Former top prospect eager to continue baseball career
Kristian Robinson, once listed as one of Major League Baseball’s (MLB) top prospects, has been on a hiatus from the sport of baseball, but he is on the way back and is looking for a steady progression into the majors.
The Bahamian turned heads during the 2019 season in particular, hitting a combined .282 for two teams in Single A baseball with 14 home runs, 51 RBIs (runs batted in) and 43 runs scored, showing that he could hit for power and average. He showed his speed as well with 17 stolen bases and had a slash line of .282/.368/.514.
Robinson last played with the Kane County Cougars of the Midwest League – the Class A affiliate of the Arizona Diamondbacks – in 2019. Since then, he has been assigned to the Visalia Rawhide of the California League and is currently on the restricted list with the Diamondbacks. Robinson is anticipating a strong bounce back performance this year.
In 2020, Robinson was named to the Diamondbacks’ 60-man player pool and was assigned to their alternative training site at Salt River Fields in Scottsdale, Arizona. That year, he also reached as high as number one on the Diamondbacks prospects chart and number three on MLB’s Top 100 Prospects List.
“Well, I’m looking to get back on the field as soon as possible. I believe that the sky is the limit for me and that I will eventually get to the majors, but more than anything, the goal is to stay healthy and stay on the field,” said Robinson. “More than anything, I have progressed mentally. I want to see where this season leads me. Of course, I will go out there and perform at my best but there aren’t any lofty goals in terms of numbers. I just want to go out there and perform at my best.”
Robinson, an outfielder, came up through the Junior Baseball League of Nassau (JBLN), signing as an international free agent with the Diamondbacks as a 16-year-old in 2017. He received a $2.5 million signing bonus that year and immediately paid dividends for that organization.
“I was with JBLN for about 10 years and I would say that three things that JBLN taught me was consistency, commitment and community. It was real important for my development,” he said. “You had to show up and commit, you had to exhibit consistency and the community that you build would last a lifetime. Some of the guys who I met through playing at JBLN, I still have ties to, to this day. JBLN facilitated me playing in tournaments as a teenager against some of the best talent in the United States and that helped me to grow as a player. I really appreciate that. I wouldn’t be where I am today without that development.
“I have to say a special thank you to JBLN and the people who have been behind me since day one. There are many out there with faith in me now and I won’t let them down. I’m just eager to get back to work and will continue to push forward.”
Robinson earned mid-season all-star honors in the Class A Short Season Northwest League in 2019 before advancing to the Class A Midwest League, where he was more than three years younger than the circuit’s average player.
Now, at 22, the towering 6’3” Bahamian is eager to continue his career. In two years in the minors, he has produced 21 home runs, 92 RBIs and 91 runs scored. He has shown triple-digit exit velocities.
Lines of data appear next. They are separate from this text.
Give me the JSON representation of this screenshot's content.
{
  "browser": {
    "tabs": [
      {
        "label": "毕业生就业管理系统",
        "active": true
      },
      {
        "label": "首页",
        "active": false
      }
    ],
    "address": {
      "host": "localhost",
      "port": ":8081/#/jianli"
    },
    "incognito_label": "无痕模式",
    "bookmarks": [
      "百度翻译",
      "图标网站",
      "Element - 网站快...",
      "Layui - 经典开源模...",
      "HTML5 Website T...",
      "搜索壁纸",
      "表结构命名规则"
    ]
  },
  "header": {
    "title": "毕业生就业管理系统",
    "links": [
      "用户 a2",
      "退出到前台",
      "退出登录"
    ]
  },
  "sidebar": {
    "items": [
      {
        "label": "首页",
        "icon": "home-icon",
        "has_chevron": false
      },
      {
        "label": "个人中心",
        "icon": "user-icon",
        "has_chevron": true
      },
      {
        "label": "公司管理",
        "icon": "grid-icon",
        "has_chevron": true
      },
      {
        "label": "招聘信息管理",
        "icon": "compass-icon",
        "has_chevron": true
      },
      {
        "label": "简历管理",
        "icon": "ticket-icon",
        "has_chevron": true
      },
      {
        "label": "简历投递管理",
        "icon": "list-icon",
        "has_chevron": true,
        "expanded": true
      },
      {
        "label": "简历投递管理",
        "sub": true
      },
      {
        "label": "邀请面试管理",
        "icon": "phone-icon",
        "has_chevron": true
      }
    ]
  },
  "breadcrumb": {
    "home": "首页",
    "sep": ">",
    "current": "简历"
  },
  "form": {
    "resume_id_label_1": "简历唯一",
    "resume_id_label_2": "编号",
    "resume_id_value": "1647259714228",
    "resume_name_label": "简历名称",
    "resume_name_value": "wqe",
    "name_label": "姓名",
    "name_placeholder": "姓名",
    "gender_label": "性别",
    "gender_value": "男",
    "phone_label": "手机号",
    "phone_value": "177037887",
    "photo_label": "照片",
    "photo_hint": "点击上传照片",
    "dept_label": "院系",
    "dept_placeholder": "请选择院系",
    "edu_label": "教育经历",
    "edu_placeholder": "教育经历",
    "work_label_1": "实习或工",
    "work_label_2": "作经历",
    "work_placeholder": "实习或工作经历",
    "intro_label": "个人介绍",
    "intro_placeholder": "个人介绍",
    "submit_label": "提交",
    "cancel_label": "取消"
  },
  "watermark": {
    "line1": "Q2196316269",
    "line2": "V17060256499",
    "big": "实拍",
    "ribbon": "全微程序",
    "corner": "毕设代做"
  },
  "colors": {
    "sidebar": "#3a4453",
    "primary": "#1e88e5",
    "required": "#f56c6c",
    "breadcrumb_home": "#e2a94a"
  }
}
“I’m eager to put in the work, stay healthy and play a full season,” said Robinson. “The main goal is to make it to the majors and stay there and be impactful on a major league team. Next year might be a little more realistic in terms of being called up to the majors but I’m very optimistic. I want to believe that this year will be the year and I am going to push as hard as I can to make that a reality. If it doesn’t happen, I will be content knowing that I gave it my all, and I’ll just look forward to it the following year. I have to go out there and do well – that’s all I could control.”
Former Bahamian professional baseball player Antoan Richardson, now a first base coach with the San Francisco Giants, has partnered with Robinson’s agent Mike Nickeas of Creative Artists Agency (CAA). He has been a mentor to Robinson over the past two years.
“The first time we really clicked, he called me and he wanted to check in. He has been there for me ever since.” said Robinson. “If I have any problems and need someone to talk to, I go to him because he has been through the process. He’s been an aid in getting me back to where I need to be mentally and physically. I have trust in him, and I could only see our relationship growing.”
After the hiatus away from the game, Robinson is back in the swing of things. He has been an active participant at extended spring training where he was able to have at-bats and innings in the field. He was added to the Diamondbacks’ 40-man roster in November and was then placed on the restricted list.
So far, eight Bahamians have played in Major League Baseball. Robinson is hoping to be the ninth.